Gen. Alexander Haig is being urged by prominent senators to take the offensive in his Senate confirmation hearings, using the planned four days of confrontation with Watergate-minded liberal Democrats to exploit Ronald Reagan's clear national security mandate.
That advice to Haig shows how much more is at stake in his confirmation hearings before a generally dovish Senate Foreign Relations Committee than allegations of wrongdoing during the national agony of Watergate.
What is really at stake is the blind horror many liberal Democrats share for President-elect Reagan's no-nonsense national security policy, following four years of unrestrained Soviet advances. Strapping Haig to the Watergate mast for 100 public lashes is destined to humiliate and weaken him (and also exact revenge for the Republican attack on Paul Warnke's nomination to head the arms control agency four years ago). Wounding Haig would undercut Reagan's ability to use him to carry out the major revival of national security he has promised.
But for Haig, it will be no easy matter to keep the hearings that start Jan. 9 glued to what he hopes to accomplish in building America's depleted strength in the world. That explains Haig's surprise coup in coming up with Joseph Califano, a prominent Democrat with recognized liberal credentials, to defend him. A better choice would be difficult to find.
Escalating political and press attacks on Haig have questioned his character, his honor and his fitness for secretary of state. The assault has deeply angered the career Army officer who won the Distinguished Service Cross in Vietnam and earned unanimous praise from America's closest allies as supreme commander of NATO.
Haig, say his friends, wants to keep himself on a tight leash. He knows he should not respond in kind to his critics, but instead should stick to his and Reagan's plans for a toughened, revitalized foreign policy.
But if his critics, led by Senate Democratic Whip Alan Cranston and Sen. Paul Tsongas, convert his confirmation hearing into a Watergate Ii, Haig will be irresistibly pressed to test the theory that whatever its allure in the capital, Watergate is an issue long since dead and buried throughout the nation.
Reagan's transition agents believe that any Democratic effort to revive the horros of Watergate would sicken voters and that the effort would boomerang. But Haig's enemies from the days of Watergate claim that if the Democrats play the Watergate card deftly, it could polarize the country all over again.
Haig stongly lines up with the Reagan transition advisers. One Haig intimate, excluding optimism over any showdown between Haig and his adversaries, says privately: "Those senators are going to be on television with Haig. If they want to take that political risk, so be it. Haig would slaughter them."
Haig would not have been Reagan's pick for secretary of state if Senate Democratic leader Robert Byrd had not publicly warned that a Haig nomination would face deep trouble in the Senate. Against such public pressure, Reagan, with Haig agreeing, felt he had to nominate Haig.

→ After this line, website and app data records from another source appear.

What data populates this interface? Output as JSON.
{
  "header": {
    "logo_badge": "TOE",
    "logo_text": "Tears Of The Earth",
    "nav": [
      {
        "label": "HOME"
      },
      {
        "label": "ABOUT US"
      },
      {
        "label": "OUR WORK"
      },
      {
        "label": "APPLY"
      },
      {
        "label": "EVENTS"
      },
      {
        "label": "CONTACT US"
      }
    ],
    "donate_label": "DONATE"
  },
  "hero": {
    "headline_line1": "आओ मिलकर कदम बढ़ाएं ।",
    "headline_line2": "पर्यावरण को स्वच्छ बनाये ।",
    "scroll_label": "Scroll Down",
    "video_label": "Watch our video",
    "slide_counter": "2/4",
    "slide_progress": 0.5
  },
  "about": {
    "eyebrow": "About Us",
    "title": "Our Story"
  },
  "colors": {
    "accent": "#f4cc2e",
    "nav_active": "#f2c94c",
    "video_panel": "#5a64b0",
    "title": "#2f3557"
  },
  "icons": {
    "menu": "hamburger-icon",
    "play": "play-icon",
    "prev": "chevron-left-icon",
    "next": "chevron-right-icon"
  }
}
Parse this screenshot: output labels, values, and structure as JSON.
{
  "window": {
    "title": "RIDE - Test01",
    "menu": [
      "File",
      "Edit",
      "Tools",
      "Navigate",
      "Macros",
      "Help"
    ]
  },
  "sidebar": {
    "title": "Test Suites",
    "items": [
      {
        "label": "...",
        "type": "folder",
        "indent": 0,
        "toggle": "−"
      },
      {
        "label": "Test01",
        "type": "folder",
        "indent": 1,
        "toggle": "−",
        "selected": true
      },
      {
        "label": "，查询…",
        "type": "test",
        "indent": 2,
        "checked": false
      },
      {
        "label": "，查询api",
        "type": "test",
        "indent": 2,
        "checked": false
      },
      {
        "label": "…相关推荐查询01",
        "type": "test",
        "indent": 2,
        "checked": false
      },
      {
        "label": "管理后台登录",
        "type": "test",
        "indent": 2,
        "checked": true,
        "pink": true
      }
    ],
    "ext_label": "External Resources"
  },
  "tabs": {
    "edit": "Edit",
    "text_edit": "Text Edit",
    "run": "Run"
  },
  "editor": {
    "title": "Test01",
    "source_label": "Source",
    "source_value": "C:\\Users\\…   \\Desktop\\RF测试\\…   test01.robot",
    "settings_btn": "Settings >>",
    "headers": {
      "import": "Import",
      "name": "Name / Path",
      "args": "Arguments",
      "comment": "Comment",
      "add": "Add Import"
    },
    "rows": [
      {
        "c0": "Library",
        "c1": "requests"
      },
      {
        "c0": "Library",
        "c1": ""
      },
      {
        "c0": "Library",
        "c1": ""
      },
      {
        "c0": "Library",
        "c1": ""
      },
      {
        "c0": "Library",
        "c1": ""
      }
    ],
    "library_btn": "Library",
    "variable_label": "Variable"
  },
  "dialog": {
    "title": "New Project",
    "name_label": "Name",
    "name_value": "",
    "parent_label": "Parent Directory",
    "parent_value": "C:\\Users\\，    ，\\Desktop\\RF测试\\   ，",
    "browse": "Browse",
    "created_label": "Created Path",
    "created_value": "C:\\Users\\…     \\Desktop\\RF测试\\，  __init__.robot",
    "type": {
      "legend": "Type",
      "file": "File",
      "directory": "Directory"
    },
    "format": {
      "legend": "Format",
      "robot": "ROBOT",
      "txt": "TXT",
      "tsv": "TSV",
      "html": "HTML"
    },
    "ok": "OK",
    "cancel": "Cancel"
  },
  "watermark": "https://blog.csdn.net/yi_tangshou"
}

At that time, Haig did not begin to imagine what his critics had in store for him. Now that he knows, he is working full-time on his counterattack with Senate Majority Leader Howard Baker, the committee member who will lead his defense. Privately, Haig is stunned by what he has been reading and hearing about himself. Alluding to implications that it was he who arranged Richard Nixon's pardon by Gerald Ford as the price for Nixon's resignation, Haig recently confided to an ally: "Does anyone think I would ever have got out of Washington without going into the slammer if I'd tried to arange anything like that?"
Since Byrd's warning, the Haig nominination has escalated under the thickening cloud of Watergate into a struggle with major implications for Reagan's presidency. The unpublicized fact that Sen. Edward Kennedy strongly proposed Terry Lenzer, a Democratic investigator on the Senate Watergate committee to help prosecute Haig in the confirmation hearings shows the depth of liberal faith that Watergate can be used to cripple, if not defeat, Al Haig.
To Haig, that is a misreading of the national mood, a case he will be prepared to make in the first great stuggle between Reagan and the liberal Democrats.